Saved entries

***

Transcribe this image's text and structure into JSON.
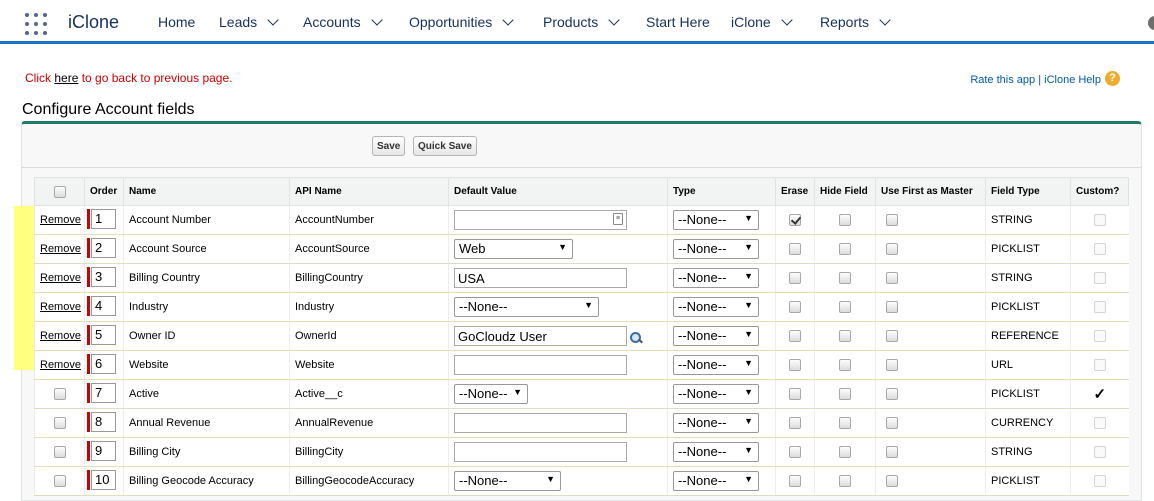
{
  "nav": {
    "app_name": "iClone",
    "items": [
      {
        "label": "Home",
        "has_menu": false
      },
      {
        "label": "Leads",
        "has_menu": true
      },
      {
        "label": "Accounts",
        "has_menu": true
      },
      {
        "label": "Opportunities",
        "has_menu": true
      },
      {
        "label": "Products",
        "has_menu": true
      },
      {
        "label": "Start Here",
        "has_menu": false
      },
      {
        "label": "iClone",
        "has_menu": true
      },
      {
        "label": "Reports",
        "has_menu": true
      }
    ]
  },
  "header": {
    "back_prefix": "Click ",
    "back_link": "here",
    "back_suffix": " to go back to previous page.",
    "rate_link": "Rate this app",
    "separator": " | ",
    "help_link": "iClone Help",
    "help_icon": "?"
  },
  "page_title": "Configure Account fields",
  "buttons": {
    "save": "Save",
    "quick_save": "Quick Save"
  },
  "table": {
    "headers": [
      "",
      "Order",
      "Name",
      "API Name",
      "Default Value",
      "Type",
      "Erase",
      "Hide Field",
      "Use First as Master",
      "Field Type",
      "Custom?"
    ],
    "remove_label": "Remove",
    "custom_mark": "✓",
    "rows": [
      {
        "removable": true,
        "order": "1",
        "name": "Account Number",
        "api": "AccountNumber",
        "default_kind": "text-icon",
        "default_value": "",
        "type": "--None--",
        "erase": true,
        "hide": false,
        "master": false,
        "field_type": "STRING",
        "custom": false
      },
      {
        "removable": true,
        "order": "2",
        "name": "Account Source",
        "api": "AccountSource",
        "default_kind": "select",
        "default_value": "Web",
        "type": "--None--",
        "erase": false,
        "hide": false,
        "master": false,
        "field_type": "PICKLIST",
        "custom": false
      },
      {
        "removable": true,
        "order": "3",
        "name": "Billing Country",
        "api": "BillingCountry",
        "default_kind": "text",
        "default_value": "USA",
        "type": "--None--",
        "erase": false,
        "hide": false,
        "master": false,
        "field_type": "STRING",
        "custom": false
      },
      {
        "removable": true,
        "order": "4",
        "name": "Industry",
        "api": "Industry",
        "default_kind": "select",
        "default_value": "--None--",
        "type": "--None--",
        "erase": false,
        "hide": false,
        "master": false,
        "field_type": "PICKLIST",
        "custom": false
      },
      {
        "removable": true,
        "order": "5",
        "name": "Owner ID",
        "api": "OwnerId",
        "default_kind": "lookup",
        "default_value": "GoCloudz User",
        "type": "--None--",
        "erase": false,
        "hide": false,
        "master": false,
        "field_type": "REFERENCE",
        "custom": false
      },
      {
        "removable": true,
        "order": "6",
        "name": "Website",
        "api": "Website",
        "default_kind": "text",
        "default_value": "",
        "type": "--None--",
        "erase": false,
        "hide": false,
        "master": false,
        "field_type": "URL",
        "custom": false
      },
      {
        "removable": false,
        "order": "7",
        "name": "Active",
        "api": "Active__c",
        "default_kind": "select-small",
        "default_value": "--None--",
        "type": "--None--",
        "erase": false,
        "hide": false,
        "master": false,
        "field_type": "PICKLIST",
        "custom": true
      },
      {
        "removable": false,
        "order": "8",
        "name": "Annual Revenue",
        "api": "AnnualRevenue",
        "default_kind": "text",
        "default_value": "",
        "type": "--None--",
        "erase": false,
        "hide": false,
        "master": false,
        "field_type": "CURRENCY",
        "custom": false
      },
      {
        "removable": false,
        "order": "9",
        "name": "Billing City",
        "api": "BillingCity",
        "default_kind": "text",
        "default_value": "",
        "type": "--None--",
        "erase": false,
        "hide": false,
        "master": false,
        "field_type": "STRING",
        "custom": false
      },
      {
        "removable": false,
        "order": "10",
        "name": "Billing Geocode Accuracy",
        "api": "BillingGeocodeAccuracy",
        "default_kind": "select",
        "default_value": "--None--",
        "type": "--None--",
        "erase": false,
        "hide": false,
        "master": false,
        "field_type": "PICKLIST",
        "custom": false
      }
    ]
  },
  "colors": {
    "nav_accent": "#1b74c9",
    "block_accent": "#1f7a6e",
    "required": "#cc0000",
    "highlight": "#ffff80",
    "link": "#015ba7"
  }
}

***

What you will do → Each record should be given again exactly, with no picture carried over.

Result of the exercise →
Transcribe this image's text and structure into JSON.
{
  "nav": {
    "app_name": "iClone",
    "items": [
      {
        "label": "Home",
        "has_menu": false
      },
      {
        "label": "Leads",
        "has_menu": true
      },
      {
        "label": "Accounts",
        "has_menu": true
      },
      {
        "label": "Opportunities",
        "has_menu": true
      },
      {
        "label": "Products",
        "has_menu": true
      },
      {
        "label": "Start Here",
        "has_menu": false
      },
      {
        "label": "iClone",
        "has_menu": true
      },
      {
        "label": "Reports",
        "has_menu": true
      }
    ]
  },
  "header": {
    "back_prefix": "Click ",
    "back_link": "here",
    "back_suffix": " to go back to previous page.",
    "rate_link": "Rate this app",
    "separator": " | ",
    "help_link": "iClone Help",
    "help_icon": "?"
  },
  "page_title": "Configure Account fields",
  "buttons": {
    "save": "Save",
    "quick_save": "Quick Save"
  },
  "table": {
    "headers": [
      "",
      "Order",
      "Name",
      "API Name",
      "Default Value",
      "Type",
      "Erase",
      "Hide Field",
      "Use First as Master",
      "Field Type",
      "Custom?"
    ],
    "remove_label": "Remove",
    "custom_mark": "✓",
    "rows": [
      {
        "removable": true,
        "order": "1",
        "name": "Account Number",
        "api": "AccountNumber",
        "default_kind": "text-icon",
        "default_value": "",
        "type": "--None--",
        "erase": true,
        "hide": false,
        "master": false,
        "field_type": "STRING",
        "custom": false
      },
      {
        "removable": true,
        "order": "2",
        "name": "Account Source",
        "api": "AccountSource",
        "default_kind": "select",
        "default_value": "Web",
        "type": "--None--",
        "erase": false,
        "hide": false,
        "master": false,
        "field_type": "PICKLIST",
        "custom": false
      },
      {
        "removable": true,
        "order": "3",
        "name": "Billing Country",
        "api": "BillingCountry",
        "default_kind": "text",
        "default_value": "USA",
        "type": "--None--",
        "erase": false,
        "hide": false,
        "master": false,
        "field_type": "STRING",
        "custom": false
      },
      {
        "removable": true,
        "order": "4",
        "name": "Industry",
        "api": "Industry",
        "default_kind": "select",
        "default_value": "--None--",
        "type": "--None--",
        "erase": false,
        "hide": false,
        "master": false,
        "field_type": "PICKLIST",
        "custom": false
      },
      {
        "removable": true,
        "order": "5",
        "name": "Owner ID",
        "api": "OwnerId",
        "default_kind": "lookup",
        "default_value": "GoCloudz User",
        "type": "--None--",
        "erase": false,
        "hide": false,
        "master": false,
        "field_type": "REFERENCE",
        "custom": false
      },
      {
        "removable": true,
        "order": "6",
        "name": "Website",
        "api": "Website",
        "default_kind": "text",
        "default_value": "",
        "type": "--None--",
        "erase": false,
        "hide": false,
        "master": false,
        "field_type": "URL",
        "custom": false
      },
      {
        "removable": false,
        "order": "7",
        "name": "Active",
        "api": "Active__c",
        "default_kind": "select-small",
        "default_value": "--None--",
        "type": "--None--",
        "erase": false,
        "hide": false,
        "master": false,
        "field_type": "PICKLIST",
        "custom": true
      },
      {
        "removable": false,
        "order": "8",
        "name": "Annual Revenue",
        "api": "AnnualRevenue",
        "default_kind": "text",
        "default_value": "",
        "type": "--None--",
        "erase": false,
        "hide": false,
        "master": false,
        "field_type": "CURRENCY",
        "custom": false
      },
      {
        "removable": false,
        "order": "9",
        "name": "Billing City",
        "api": "BillingCity",
        "default_kind": "text",
        "default_value": "",
        "type": "--None--",
        "erase": false,
        "hide": false,
        "master": false,
        "field_type": "STRING",
        "custom": false
      },
      {
        "removable": false,
        "order": "10",
        "name": "Billing Geocode Accuracy",
        "api": "BillingGeocodeAccuracy",
        "default_kind": "select",
        "default_value": "--None--",
        "type": "--None--",
        "erase": false,
        "hide": false,
        "master": false,
        "field_type": "PICKLIST",
        "custom": false
      }
    ]
  },
  "colors": {
    "nav_accent": "#1b74c9",
    "block_accent": "#1f7a6e",
    "required": "#cc0000",
    "highlight": "#ffff80",
    "link": "#015ba7"
  }
}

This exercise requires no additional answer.